The capital city of the Czech Republic is home to many magnificent attractions. But Charles Bridge is unquestionably one of the TOP 5 most incredible. In addition to being one of the most well-known bridges in the world, this medieval structure is also inextricably linked to Prague’s most opulent period, and it may well be the most stunning bridge in all of Europe. And we are not at all exaggerating…
The pillar-supported Charles Bridge is 516 meters long, 9.5 meters wide, and 13 meters high. Additionally, it is a section of the so-called Royal Route.
History and Legends of Charles Bridge
The Charles Bridge is the second-oldest bridge in the Czech Republic and the oldest bridge in Prague that is still in use today. Following the destruction of the former bridge (Judith Bridge) by floods in 1342, Charles IV ordered its construction in 1357. The bridge took over 50 years to build (it was finished in 1402) and was overseen by the renowned German-Czech architect Peter Parler (“Petr Parlé” in Czech). Only since 1870 has the bridge been referred to as “Charles Bridge,” having previously been termed “Stone” or “Prague.” Additionally, it was Prague’s only bridge over the Vltava river until 1841.

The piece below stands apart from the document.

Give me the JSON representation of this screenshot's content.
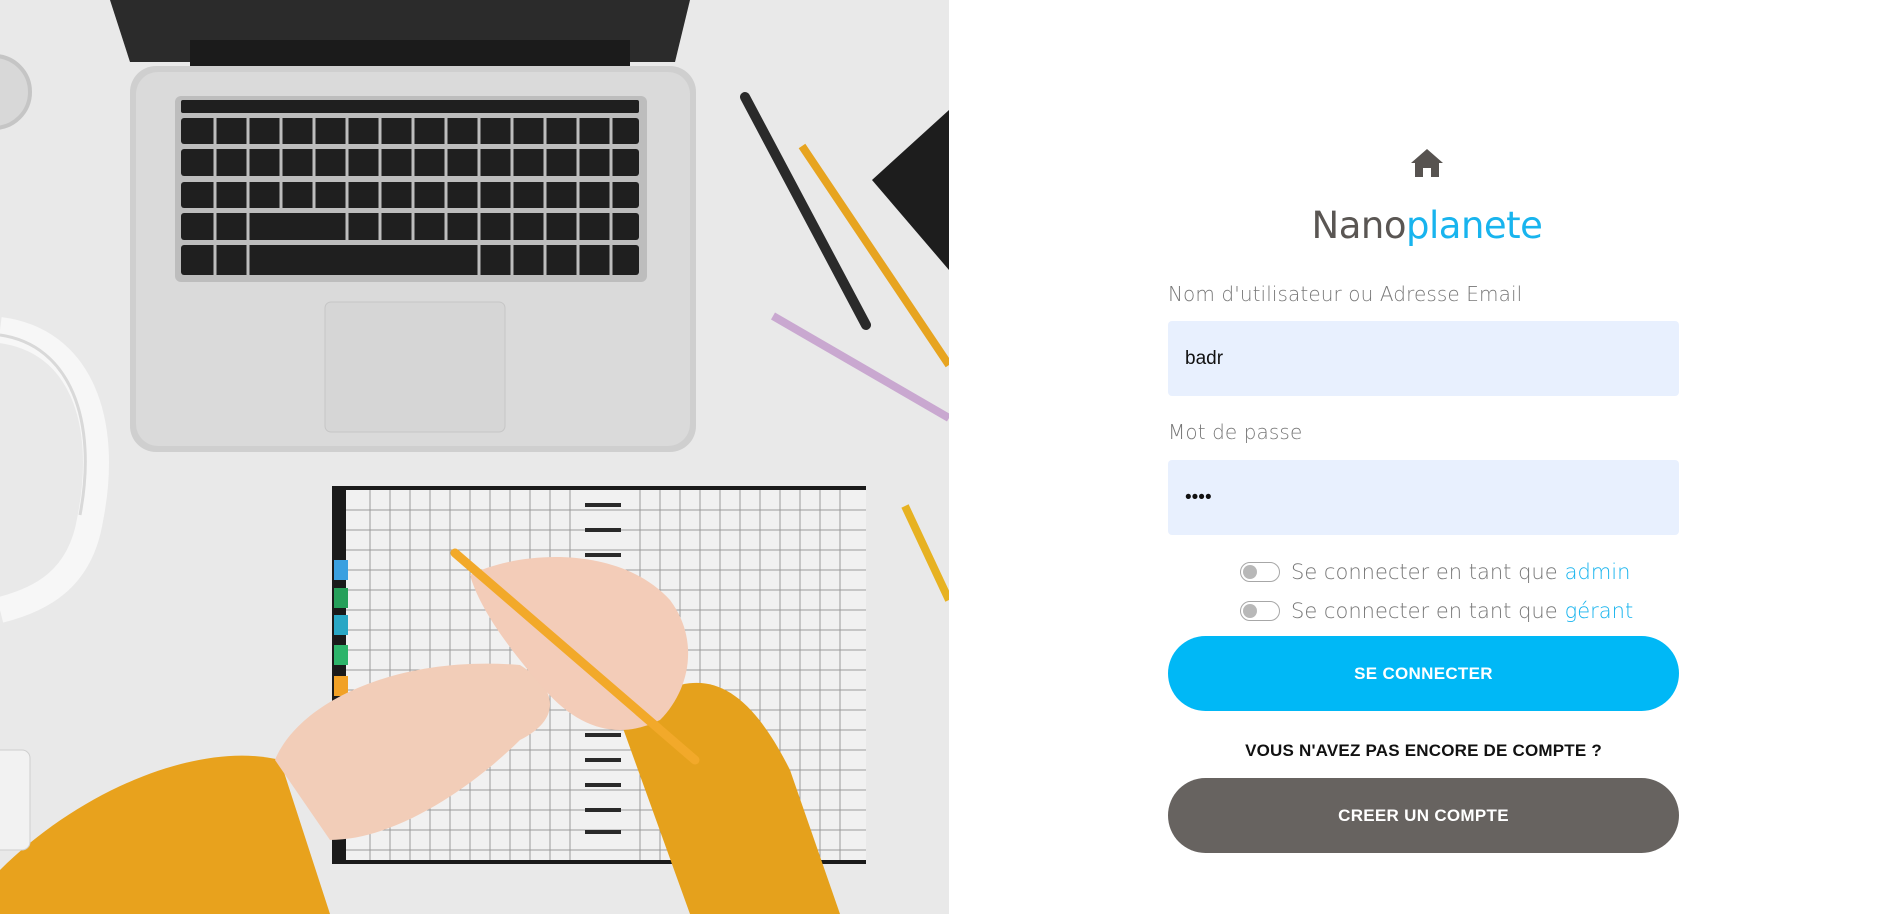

Numerous rehabilitation processes have been carried out on Charles Bridge. And just lately, in February 2016, a scandal occurred.Some international visitors vandalized the bridge by spray-painting signs on it, which is a heartbreaking and hardly comprehendable behavior. The vandals might possibly receive a term of up to three years in prison if they are found. Naturally, the damage will be repaired, but this incident may serve as a poignant reminder of how even the most priceless historical sites, which have endured for centuries, are frequently threatened by irresponsible people today who are incapable of respecting what hundreds of thousands of people visit to admire each year.
Charles Bridge Legends
The construction of Charles Bridge, which is made of sandstone blocks, is shrouded in a variety of intriguing legends. One of them claims that the builders chose to fortify the bridge by mixing raw eggs into a mortar. Historians have still not reached a consensus on whether it is factual or not. The story that there weren’t enough eggs in Prague, so they were brought from all over the country, and the people in one of the regions were afraid the eggs would break during the transport, so they sent them boiled – much to the amusement of everyone in Prague – is probably a myth.
In addition to the legends already stated, let’s discuss two other intriguing “urban myths” related to Charles Bridge. Particularly those who enjoy horror stories will find both of those appealing. As we just mentioned, the first one has a connection to John of Nepomuk. A Czech folktale claims that one of the bridge’s arches fell shortly after his tortured body was hurled from Charles Bridge. And each attempt to repair the bridge ended inexplicably. One of the builders made a deal with the Devil after deciding that it was God’s punishment for Nepomuk’s fate. The builder offered the Devil the soul of the first person to cross the bridge in exchange for making it repairable once more.